"Would you like to know what I'm thinking now?" Finley asked, almost fully controlled by her darker nature. She could snap this woman's frail neck.
Lady Marsden's eyes widened, but she made no other move. Finley felt a slight push againt her mind--a sweet voice cajoling her to let go. Mentally, she squashed it like a bug beneath her boot. Crunchy. 
The marchioness winced. One would think the silly woman would know better by now.
Finley smiled. "You annoy me, your ladyship. In a most vexing manner."

He couldn't support his own weight at all, the stubborn liar. She bent down and put her other arm beneath his knees, sweeping him off his feet into her arms, carrying him like a child toward the top side of the pool.
"Finley," he said.
"Yes, Griffin?"
"Put me down, please." There was laughter in his voice. 
She looked at him. Their faces were so close she really could kiss him if she wanted. He had quite nice lips, and right now they were smiling at her. "Please," he said again. "As nice as this is, I refuse to be carried into my own home by a girl who weighs a good three stones less than I."
Heat had nothing to do with the steam filled her cheeks. "Sorry."

5 comments:

Liz. R said...

Aw, it's a shame the plot wasn't as well done as it could have been! It sounds like this could have been a really great book if maybe it were a bit faster-paced. Glad you still managed to enjoy parts of it though. Thanks for the review! :)

Cait said...

I really agree with you about this. The characters and romances were perfect but the plot did let it down. Great review

The Cait Files

A. Knight said...

Liz- Exactly! If the whole thing had felt more urgent, more disastrous like apocalyptic-bad then maybe I would've thrown myself more into the story and really enjoyed it. Maybe that'll change as far as the next one...

Cait- Thanks! If the plot had been as wonderful as the characters and their romances then this book definitely would've made my favorites list. :(

April (Books&Wine) said...

I'm totally a character person, so I wonder if I would take a long time to read Steel Corset, or if I would be bored by the plot.

Either way I still look forward to it, even if the plot is a bit slow.

A. Knight said...

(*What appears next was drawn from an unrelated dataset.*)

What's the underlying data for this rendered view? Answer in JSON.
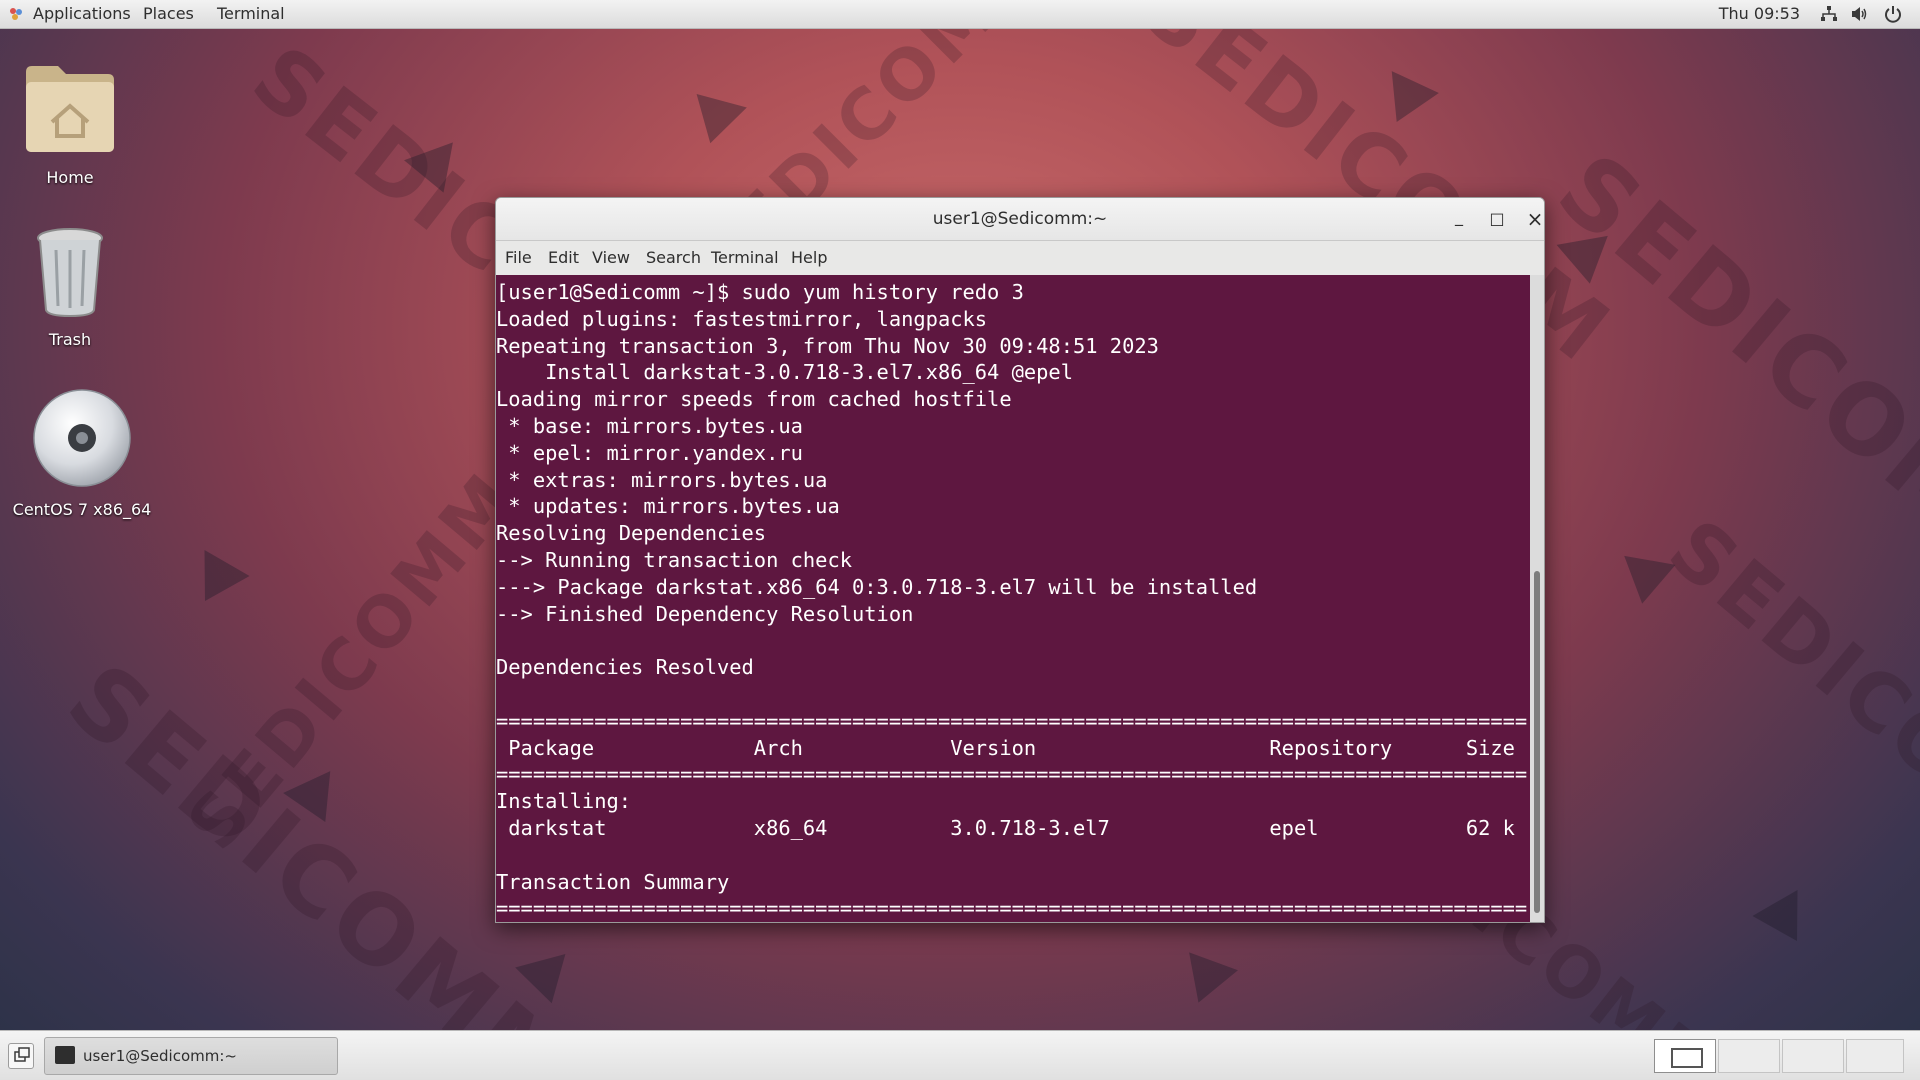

Yeah, I know what you mean--I'm mostly a character person, which is why I kept going with the book even though I was a bit bored by what was going. Still, I hope you enjoy it!